Whatever you do, try to stop eating in a “crescendo” (with meals getting progressively bigger as the day evolves). Your better bet is to eat on a time-line and consume 3/4 of your calories in the active part of your day; eat less at the end of the day. One runner took this advice and started eating his dinner foods for lunch, a sandwich for lunch #2 (instead of snacking on cookies) and then had soup and a bagel for dinner. He enjoyed far more energy during the day, was able to train harder in the afternoon, and significantly improved his race times.

Honor Hunger

Eat when you are hungry, and then stop eating when you feel content. Hunger is simply a request for fuel; your body is telling you it burned off what you gave it and needs a refill. To disregard hunger is abusive. Just as you would not withhold food from a hungry infant, you should not withhold food from your hungry body. If you do, you will start to crave sweets (a physiological response to calorie deprivation) and end up eating “junk”.

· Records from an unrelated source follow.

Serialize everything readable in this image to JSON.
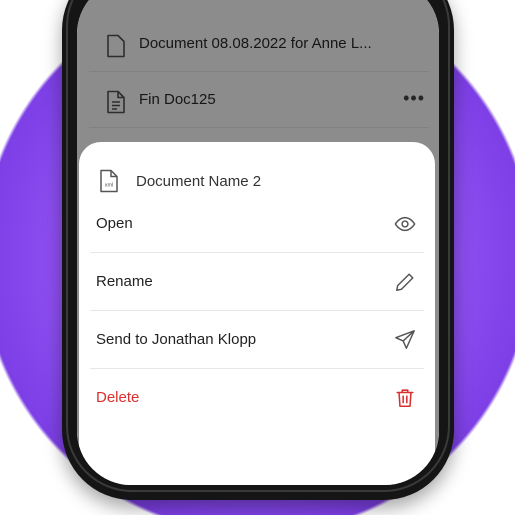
{
  "background_list": {
    "items": [
      {
        "name": "Document 08.08.2022 for Anne L..."
      },
      {
        "name": "Fin Doc125"
      }
    ],
    "more_glyph": "•••"
  },
  "sheet": {
    "file_name": "Document Name 2",
    "file_icon_label": "xml",
    "actions": [
      {
        "label": "Open",
        "icon": "eye-icon"
      },
      {
        "label": "Rename",
        "icon": "pencil-icon"
      },
      {
        "label": "Send to Jonathan Klopp",
        "icon": "send-icon"
      },
      {
        "label": "Delete",
        "icon": "trash-icon",
        "color": "#d9302f"
      }
    ]
  },
  "colors": {
    "accent_purple": "#8d4ff0",
    "danger": "#d9302f"
  }
}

While counting calories is one way to educate yourself how to fill each 500-calorie “bucket” (for calorie information, use food labels, www.fitday.com, and www.calorieking.com), you can more simply pay attention to your body's signals. Keep checking in with yourself, “Is my body content? Or, does my body need this fuel?” If confronted with large portions that would leave you feeling stuffed, consider letting the excess food go to waste, not to “waist.”

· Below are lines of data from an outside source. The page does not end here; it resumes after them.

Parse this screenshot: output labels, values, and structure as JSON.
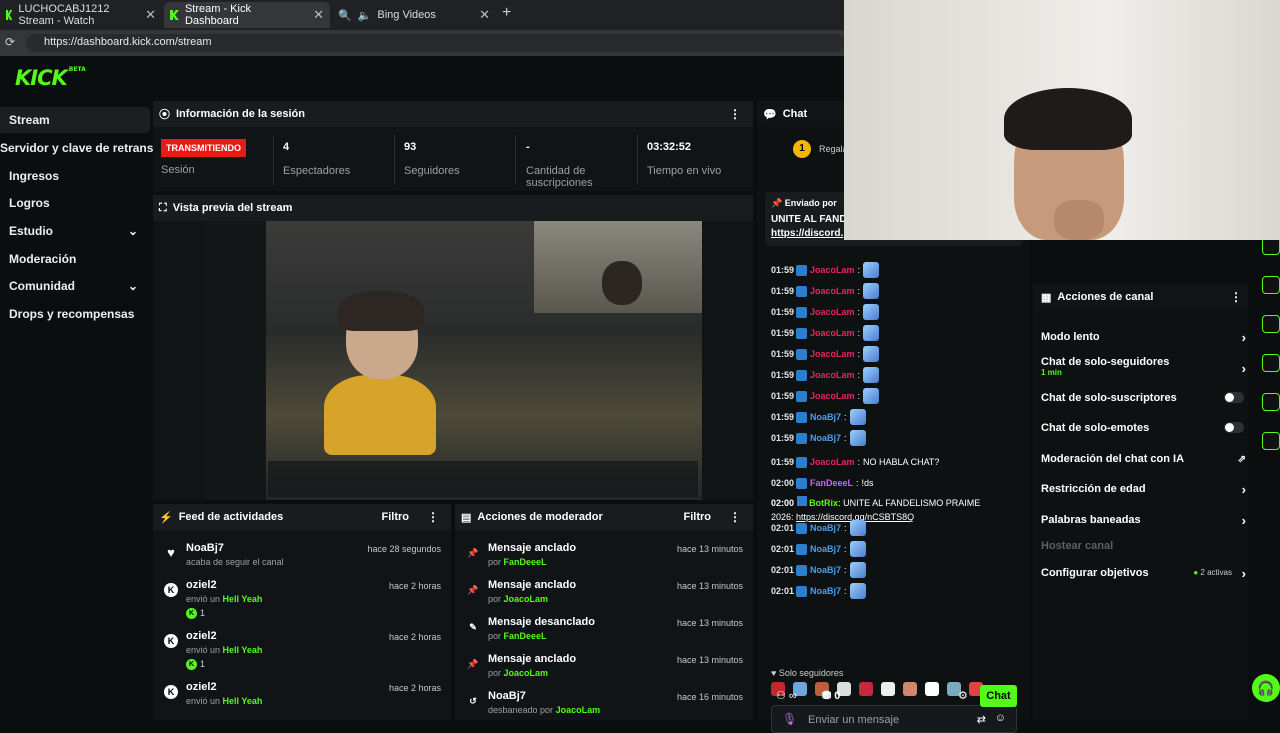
{
  "tabs": [
    {
      "label": "LUCHOCABJ1212 Stream - Watch",
      "close": "✕"
    },
    {
      "label": "Stream - Kick Dashboard",
      "close": "✕"
    },
    {
      "label": "Bing Videos",
      "close": "✕"
    }
  ],
  "new_tab": "+",
  "url": "https://dashboard.kick.com/stream",
  "logo": "KICK",
  "logo_badge": "BETA",
  "nav": [
    "Stream",
    "Servidor y clave de retransmisión",
    "Ingresos",
    "Logros",
    "Estudio",
    "Moderación",
    "Comunidad",
    "Drops y recompensas"
  ],
  "session": {
    "title": "Información de la sesión",
    "status": "TRANSMITIENDO",
    "status_label": "Sesión",
    "stats": [
      {
        "value": "4",
        "label": "Espectadores"
      },
      {
        "value": "93",
        "label": "Seguidores"
      },
      {
        "value": "-",
        "label": "Cantidad de suscripciones"
      },
      {
        "value": "03:32:52",
        "label": "Tiempo en vivo"
      }
    ]
  },
  "preview_title": "Vista previa del stream",
  "feed": {
    "title": "Feed de actividades",
    "filter": "Filtro",
    "items": [
      {
        "name": "NoaBj7",
        "sub": "acaba de seguir el canal",
        "time": "hace 28 segundos",
        "icon": "heart-icon"
      },
      {
        "name": "oziel2",
        "sub_pre": "envió un",
        "sub_item": "Hell Yeah",
        "count": "1",
        "time": "hace 2 horas",
        "icon": "kick-icon"
      },
      {
        "name": "oziel2",
        "sub_pre": "envió un",
        "sub_item": "Hell Yeah",
        "count": "1",
        "time": "hace 2 horas",
        "icon": "kick-icon"
      },
      {
        "name": "oziel2",
        "sub_pre": "envió un",
        "sub_item": "Hell Yeah",
        "time": "hace 2 horas",
        "icon": "kick-icon"
      }
    ]
  },
  "mod": {
    "title": "Acciones de moderador",
    "filter": "Filtro",
    "items": [
      {
        "action": "Mensaje anclado",
        "pre": "por",
        "by": "FanDeeeL",
        "time": "hace 13 minutos",
        "icon": "pin-icon"
      },
      {
        "action": "Mensaje anclado",
        "pre": "por",
        "by": "JoacoLam",
        "time": "hace 13 minutos",
        "icon": "pin-icon"
      },
      {
        "action": "Mensaje desanclado",
        "pre": "por",
        "by": "FanDeeeL",
        "time": "hace 13 minutos",
        "icon": "unpin-icon"
      },
      {
        "action": "Mensaje anclado",
        "pre": "por",
        "by": "JoacoLam",
        "time": "hace 13 minutos",
        "icon": "pin-icon"
      },
      {
        "action": "NoaBj7",
        "pre": "desbaneado por",
        "by": "JoacoLam",
        "time": "hace 16 minutos",
        "icon": "undo-icon"
      }
    ]
  },
  "chat": {
    "title": "Chat",
    "gift_rank": "1",
    "gift_label": "Regala",
    "pinned": {
      "label": "Enviado por",
      "text": "UNITE AL FANDE",
      "link": "https://discord."
    },
    "lines": [
      {
        "time": "01:59",
        "user": "JoacoLam",
        "color": "#e5275f",
        "msg": ""
      },
      {
        "time": "01:59",
        "user": "JoacoLam",
        "color": "#e5275f",
        "msg": ""
      },
      {
        "time": "01:59",
        "user": "JoacoLam",
        "color": "#e5275f",
        "msg": ""
      },
      {
        "time": "01:59",
        "user": "JoacoLam",
        "color": "#e5275f",
        "msg": ""
      },
      {
        "time": "01:59",
        "user": "JoacoLam",
        "color": "#e5275f",
        "msg": ""
      },
      {
        "time": "01:59",
        "user": "JoacoLam",
        "color": "#e5275f",
        "msg": ""
      },
      {
        "time": "01:59",
        "user": "JoacoLam",
        "color": "#e5275f",
        "msg": ""
      },
      {
        "time": "01:59",
        "user": "NoaBj7",
        "color": "#4c9fe8",
        "msg": ""
      },
      {
        "time": "01:59",
        "user": "NoaBj7",
        "color": "#4c9fe8",
        "msg": ""
      },
      {
        "time": "01:59",
        "user": "JoacoLam",
        "color": "#e5275f",
        "msg": "NO HABLA CHAT?"
      },
      {
        "time": "02:00",
        "user": "FanDeeeL",
        "color": "#c26bf0",
        "msg": "!ds"
      }
    ],
    "bot": {
      "time": "02:00",
      "user": "BotRix",
      "msg": "UNITE AL FANDELISMO PRAIME",
      "msg2": "2026:",
      "link": "https://discord.gg/nCSBTS8Q"
    },
    "lines2": [
      {
        "time": "02:01",
        "user": "NoaBj7",
        "color": "#4c9fe8"
      },
      {
        "time": "02:01",
        "user": "NoaBj7",
        "color": "#4c9fe8"
      },
      {
        "time": "02:01",
        "user": "NoaBj7",
        "color": "#4c9fe8"
      },
      {
        "time": "02:01",
        "user": "NoaBj7",
        "color": "#4c9fe8"
      }
    ],
    "mode": "Solo seguidores",
    "placeholder": "Enviar un mensaje",
    "points": "0",
    "send": "Chat"
  },
  "actions": {
    "title": "Acciones de canal",
    "items": [
      {
        "label": "Modo lento",
        "type": "arrow"
      },
      {
        "label": "Chat de solo-seguidores",
        "sub": "1 min",
        "type": "arrow"
      },
      {
        "label": "Chat de solo-suscriptores",
        "type": "toggle"
      },
      {
        "label": "Chat de solo-emotes",
        "type": "toggle"
      },
      {
        "label": "Moderación del chat con IA",
        "type": "external"
      },
      {
        "label": "Restricción de edad",
        "type": "arrow"
      },
      {
        "label": "Palabras baneadas",
        "type": "arrow"
      },
      {
        "label": "Hostear canal",
        "type": "disabled"
      },
      {
        "label": "Configurar objetivos",
        "sub": "2 activas",
        "type": "arrow"
      }
    ]
  }
}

Think Moderation

Rather than categorizing a food as being good or bad for your health, think about moderation, and aim for a diet that offers 85 to 90 percent quality foods and 10 to 15 percent foods with fewer nutritional merits. Enjoy a foundation of healthful foods, but don't deprive yourself of enjoyable foods. This way, even soda pop and chips, if desired, can fit into a nourishing food plan. You just need to balance the “junk” with healthier choices throughout the rest of the day. That is, you can compensate for an occasional greasy sausage and biscuit breakfast by selecting a low-fat turkey sandwich lunch and a grilled fish dinner.

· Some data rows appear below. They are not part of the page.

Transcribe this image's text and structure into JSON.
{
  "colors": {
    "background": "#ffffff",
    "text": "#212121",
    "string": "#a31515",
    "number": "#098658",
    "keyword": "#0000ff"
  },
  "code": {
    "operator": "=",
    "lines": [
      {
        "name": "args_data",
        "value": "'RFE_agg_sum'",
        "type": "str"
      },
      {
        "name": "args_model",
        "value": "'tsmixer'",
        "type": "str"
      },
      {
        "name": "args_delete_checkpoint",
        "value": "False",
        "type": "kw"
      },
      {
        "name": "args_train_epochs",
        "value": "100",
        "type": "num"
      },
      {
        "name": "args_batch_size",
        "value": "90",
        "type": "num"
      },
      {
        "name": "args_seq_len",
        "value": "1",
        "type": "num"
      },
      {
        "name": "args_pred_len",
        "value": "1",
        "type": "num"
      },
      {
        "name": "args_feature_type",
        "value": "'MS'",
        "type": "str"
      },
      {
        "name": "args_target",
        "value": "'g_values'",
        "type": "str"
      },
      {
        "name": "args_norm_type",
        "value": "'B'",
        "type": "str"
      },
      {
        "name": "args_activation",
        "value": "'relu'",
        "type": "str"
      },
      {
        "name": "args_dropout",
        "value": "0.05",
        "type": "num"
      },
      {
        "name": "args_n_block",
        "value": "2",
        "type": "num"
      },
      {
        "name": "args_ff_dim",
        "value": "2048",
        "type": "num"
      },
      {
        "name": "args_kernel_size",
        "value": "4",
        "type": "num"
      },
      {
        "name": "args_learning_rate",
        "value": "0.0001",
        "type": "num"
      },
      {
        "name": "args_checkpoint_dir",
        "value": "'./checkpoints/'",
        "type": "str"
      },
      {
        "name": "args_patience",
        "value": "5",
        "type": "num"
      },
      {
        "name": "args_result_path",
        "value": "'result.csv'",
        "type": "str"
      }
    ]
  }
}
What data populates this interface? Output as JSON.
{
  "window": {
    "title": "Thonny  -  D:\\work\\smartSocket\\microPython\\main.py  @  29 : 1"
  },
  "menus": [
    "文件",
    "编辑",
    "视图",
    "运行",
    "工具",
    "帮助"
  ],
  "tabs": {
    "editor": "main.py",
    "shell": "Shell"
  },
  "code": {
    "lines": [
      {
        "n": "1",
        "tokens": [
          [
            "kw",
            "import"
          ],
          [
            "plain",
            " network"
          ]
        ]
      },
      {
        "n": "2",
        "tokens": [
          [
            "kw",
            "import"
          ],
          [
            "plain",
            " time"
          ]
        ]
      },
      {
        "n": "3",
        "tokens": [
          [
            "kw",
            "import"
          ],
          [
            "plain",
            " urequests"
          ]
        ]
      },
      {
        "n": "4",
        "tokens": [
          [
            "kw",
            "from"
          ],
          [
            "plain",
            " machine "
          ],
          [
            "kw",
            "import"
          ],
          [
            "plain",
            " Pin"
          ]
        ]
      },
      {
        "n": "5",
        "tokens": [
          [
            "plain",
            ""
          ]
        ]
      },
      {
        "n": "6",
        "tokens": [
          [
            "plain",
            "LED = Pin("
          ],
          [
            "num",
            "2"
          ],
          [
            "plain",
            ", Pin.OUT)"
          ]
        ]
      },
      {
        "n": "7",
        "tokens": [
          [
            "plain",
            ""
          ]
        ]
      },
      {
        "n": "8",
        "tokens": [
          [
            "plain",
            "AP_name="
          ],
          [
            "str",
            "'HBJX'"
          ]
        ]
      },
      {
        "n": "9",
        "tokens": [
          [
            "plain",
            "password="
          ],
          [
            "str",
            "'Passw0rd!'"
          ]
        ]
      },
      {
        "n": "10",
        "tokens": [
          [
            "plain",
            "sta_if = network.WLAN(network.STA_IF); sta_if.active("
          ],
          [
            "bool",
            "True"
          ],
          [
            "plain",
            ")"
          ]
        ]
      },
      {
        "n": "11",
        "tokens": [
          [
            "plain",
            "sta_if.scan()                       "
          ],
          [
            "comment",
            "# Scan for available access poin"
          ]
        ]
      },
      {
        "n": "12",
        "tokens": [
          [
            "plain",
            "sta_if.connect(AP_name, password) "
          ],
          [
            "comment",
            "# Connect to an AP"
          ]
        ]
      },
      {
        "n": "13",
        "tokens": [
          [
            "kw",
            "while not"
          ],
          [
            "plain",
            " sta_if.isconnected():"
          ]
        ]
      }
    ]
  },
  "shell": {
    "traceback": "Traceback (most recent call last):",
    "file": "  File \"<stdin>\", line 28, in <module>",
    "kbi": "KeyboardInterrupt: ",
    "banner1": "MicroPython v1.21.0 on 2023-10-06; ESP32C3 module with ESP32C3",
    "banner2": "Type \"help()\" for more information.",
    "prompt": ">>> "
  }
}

Take Mealtimes Seriously

If you can find the time to train hard, you can also find the time to fuel right. In fact, competitive athletes who don’t show up for meals might as well not show up for training. You’ll lose your edge with hit or miss fueling, but you’ll always win with good nutrition!

Nancy Clark, MS RD CSSD (Board Certified Specialist in Sports Dietetics) counsels casual and competitive athletes in her private practice at Healthworks, the premier fitness center in Chestnut Hill MA (617-383-6100). Her Sports Nutrition Guidebook, new Food Guide for Marathoners, and Cyclist’s Food Guide are available at www.nancyclarkrd.com. Also see www.sportsnutritionworkshop.com for information about her online workshop.

This article originally appeared on Active.com—your source for event information, training plans, expert advice, and everything you need to connect with the sport you love.

Active.com